Euro Bill Explained

Euro Bill is a simple online tool which displays Eurozone member country participation on the rescue of Euro.

After clicking on one of the Eurozone countries on the map a table is shown. User can choose from two different tabs – Guarantees, or Resources provided.

Guarantees tab shows guaranteed help, agreed by member states. This means for example the overall capacity of ESM or EFSF.

Resources provided tab shows resources, which were activated and actually disbursed (not only committed in agreement!). In case of ECB bond purchases both guarantees and resources provided are identical, since there is no official size limit of the bond purchasing programs.

After clicking on the triangle, the tool shows breakdown of seven euro-rescue precautions used during the crisis.

Bond purchases by ECB
European Central Bank engaged in purchasing sovereign bonds of member states in 2010 and 2011 in order to push down the interest rates. This was done within the now ended Securities Markets Programme (SMP), now replaced with OMT programme (which was not used as of June 2014). This does not include around 60 billion euro expenditures of the Covered Bond Purchasing Programme (CBPP) 1 and 2 which were used mainly to stabilize financial system without direct connection to a certain member states. The national sums are counted on the basis of capital subscription ratios for Eurozone member countries.

Bilateral loans to Greece
Known as Greek Loan Facility, it was agreed in 2010 as an immediate precaution to help suddenly stricken Greek public finance, the bilateral loans programme was agreed among majority of the Eurozone members (excluding Slovakia), IMF and Greece. The agreed loans tranches were ended after the EFSF help to Greece was agreed in 2012.

European Financial Stability Facility is a special purpose vehicle financed by members of the Eurozone established in 2010. It provided help to Greece, Portugal and Ireland.

The European Financial Stabilisation Mechanism (EFSM) is an emergency funding programme reliant upon funds raised on the financial markets and guaranteed by the European Commission using the budget of the European Union as collateral. With limited capacity of 60 billion euro, it was used as a part of the Irish and Portuguese bailouts. The national sums are counted on the basis of member states contributions to the EU budget.

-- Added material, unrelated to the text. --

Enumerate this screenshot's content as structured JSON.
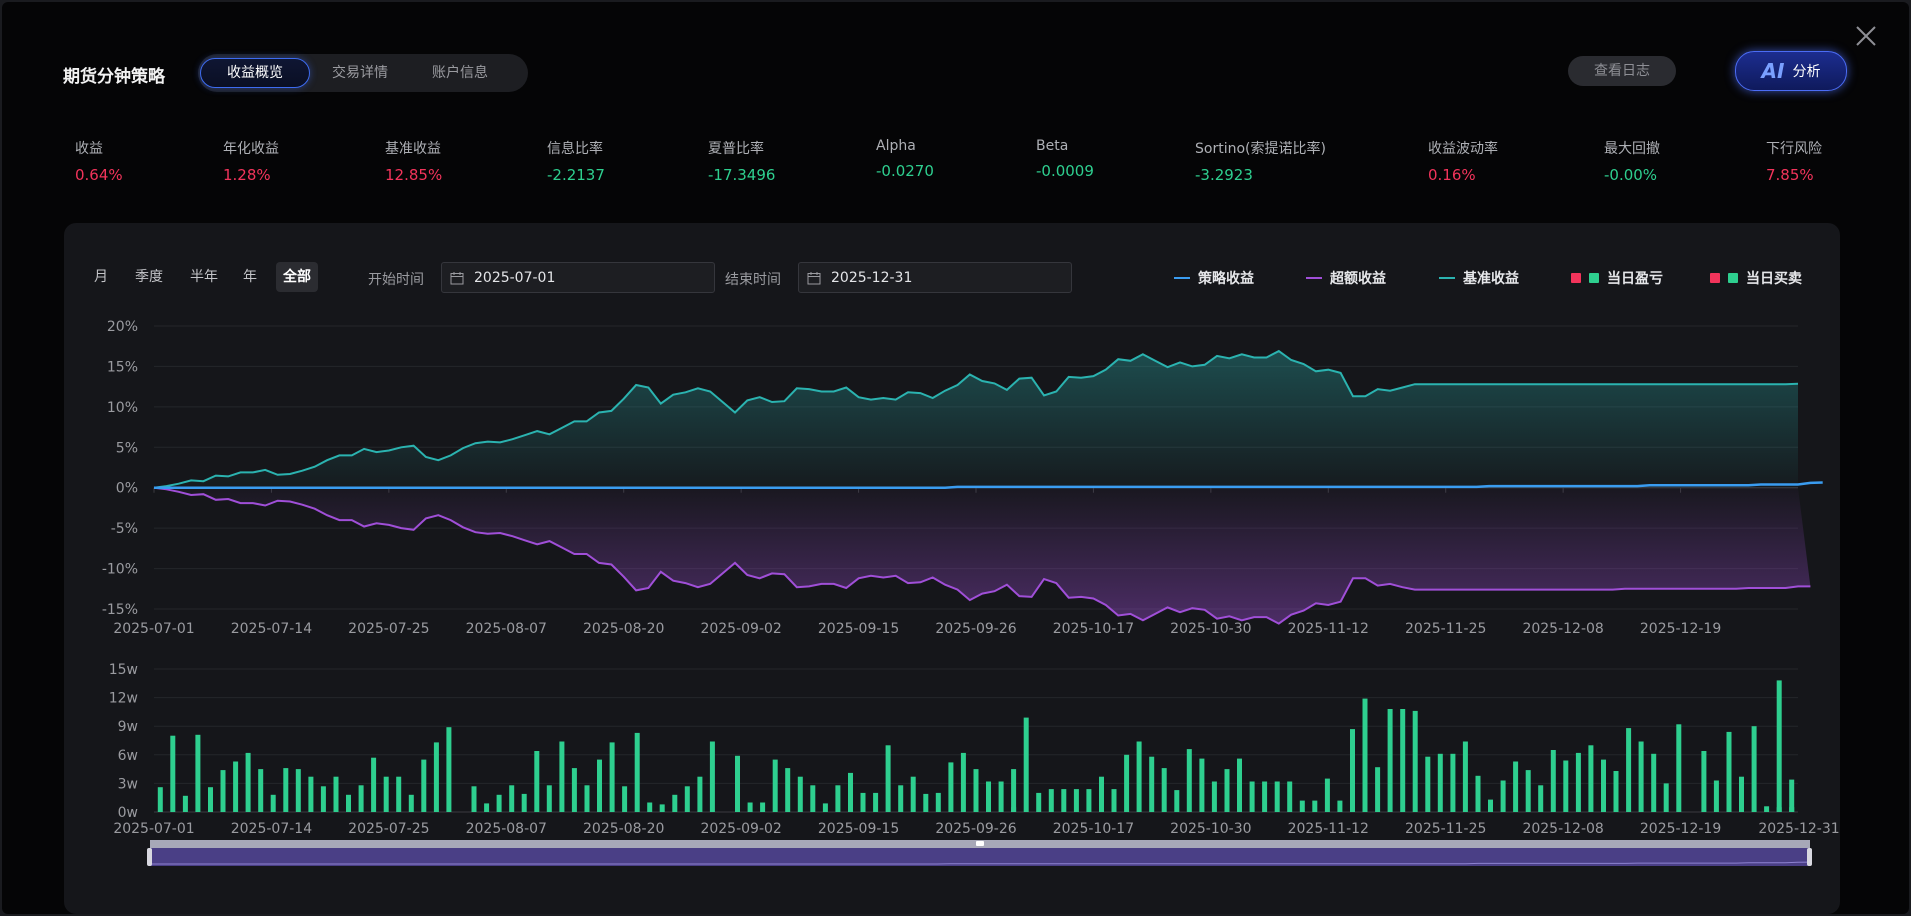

IMF Guarantees for EFSF and EFSM
International Monetary Fund provided funds in cooperation with EFSF and EFSM. The national sums are counted on the basis of IMF member quotas.

IMF Share on the Greek loan
International Monetary Fund provided funds also in cooperation with the Greek Loan Facility. The national sums are counted on the basis of IMF member quotas.

The European Stability Mechanism (ESM) is an international organization located in Luxembourg which was established on 27 September 2012 as a permanent firewall for the Eurozone. As of June 2014, it provided help to Spain (banking system) and Cyprus.

The breakdown is provided both in national terms and per capita (in the given member state). Annual net earnings in the member state are provided for comparison.

Data sources & further reading

ECB – Weekly financial statements
ECB – Capital subscriptions
ECB – Minimum reserves and liquidity
Covered Bond Purchasing Programme
EFSF Factsheet
Financial and economic support package for Portugal
European Financial Stabilisation Mechanism (EFSM)
Budget 2011 in figures – Total ‘national contributions
IMF Members’ Quotas and Voting Power
The Greek Loan Facility
The Greek Loan Facility
IMF Financial Activities – Current Financial Arrangements
Preliminary EFSF funding programme
Department of Finance – EU Funding (Ireland)
EFSF Lending Operations
EFSF Factsheet 2012
European Stability Mechanism (ESM)
Overview of Irish debt
Techniícal and statistical comparison of EFSF and ESM